(Dataset rows describing interfaces)
+---+
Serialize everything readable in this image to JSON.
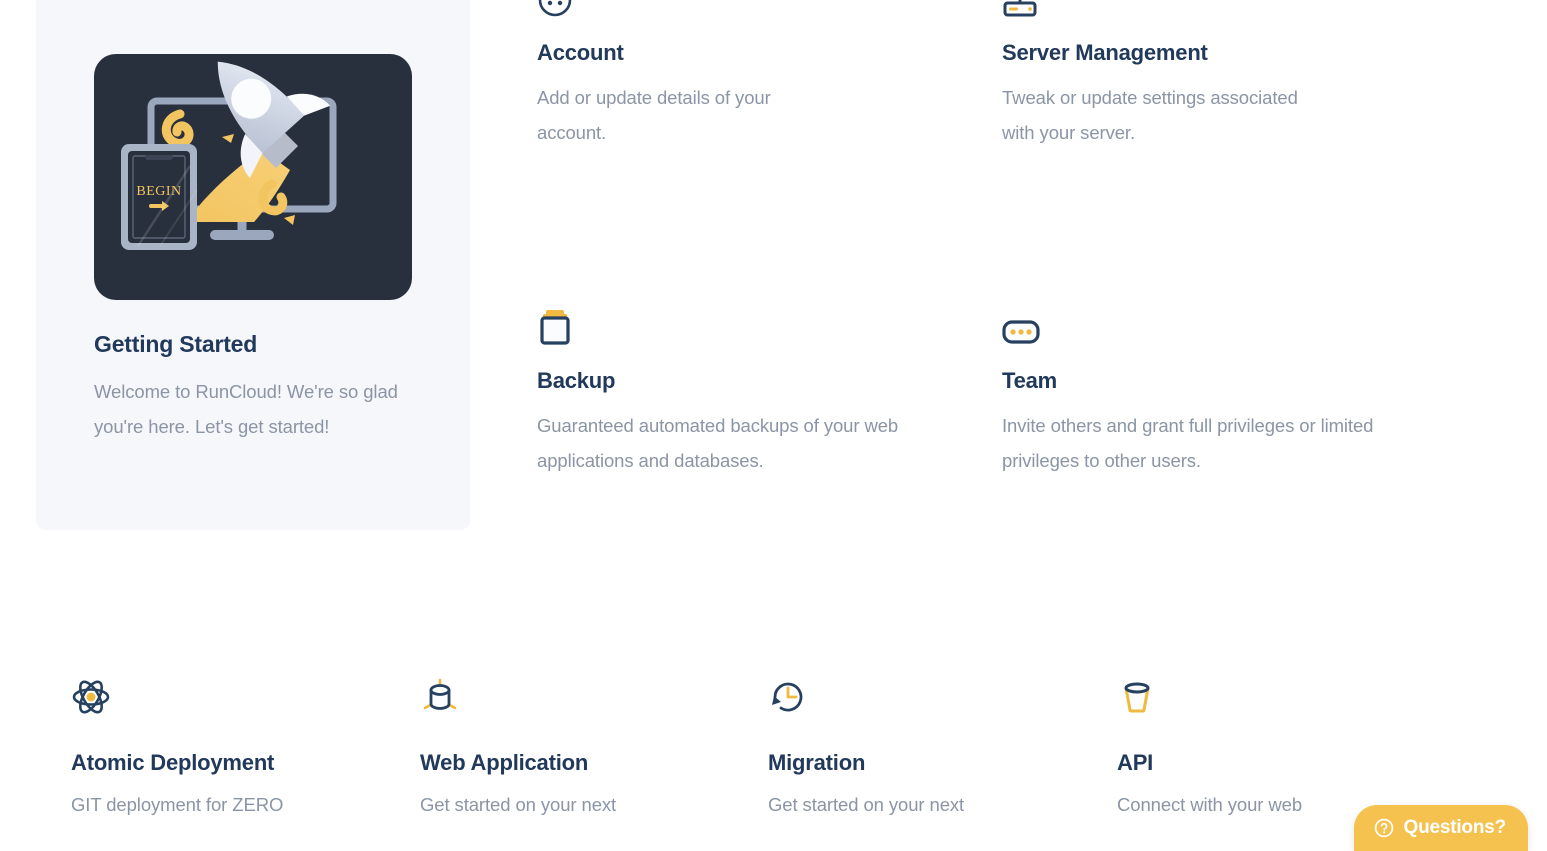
{
  "getting_started": {
    "title": "Getting Started",
    "description": "Welcome to RunCloud! We're so glad you're here. Let's get started!",
    "illustration": {
      "icon": "rocket-launch-illustration",
      "tablet_label": "BEGIN",
      "tablet_arrow": "arrow-right-icon"
    }
  },
  "features": [
    {
      "icon": "account-face-icon",
      "title": "Account",
      "description": "Add or update details of your account."
    },
    {
      "icon": "server-rack-icon",
      "title": "Server Management",
      "description": "Tweak or update settings associated with your server."
    },
    {
      "icon": "backup-clipboard-icon",
      "title": "Backup",
      "description": "Guaranteed automated backups of your web applications and databases."
    },
    {
      "icon": "team-dots-icon",
      "title": "Team",
      "description": "Invite others and grant full privileges or limited privileges to other users."
    }
  ],
  "bottom_features": [
    {
      "icon": "atom-icon",
      "title": "Atomic Deployment",
      "description": "GIT deployment for ZERO"
    },
    {
      "icon": "database-cylinder-icon",
      "title": "Web Application",
      "description": "Get started on your next"
    },
    {
      "icon": "clock-rewind-icon",
      "title": "Migration",
      "description": "Get started on your next"
    },
    {
      "icon": "bucket-icon",
      "title": "API",
      "description": "Connect with your web"
    }
  ],
  "questions_widget": {
    "icon": "question-circle-icon",
    "label": "Questions?"
  },
  "colors": {
    "heading": "#21395b",
    "body_text": "#8b95a5",
    "accent_yellow": "#f5c250",
    "icon_navy": "#26405f",
    "card_bg": "#f6f7fb",
    "illustration_bg": "#28303e",
    "page_bg": "#ffffff"
  }
}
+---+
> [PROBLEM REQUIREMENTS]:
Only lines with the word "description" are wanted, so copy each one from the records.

> [TASK RESPONSE]:
    "description": "Welcome to RunCloud! We're so glad you're here. Let's get started!",
      "description": "Add or update details of your account."
      "description": "Tweak or update settings associated with your server."
      "description": "Guaranteed automated backups of your web applications and databases."
      "description": "Invite others and grant full privileges or limited privileges to other users."
      "description": "GIT deployment for ZERO"
      "description": "Get started on your next"
      "description": "Get started on your next"
      "description": "Connect with your web"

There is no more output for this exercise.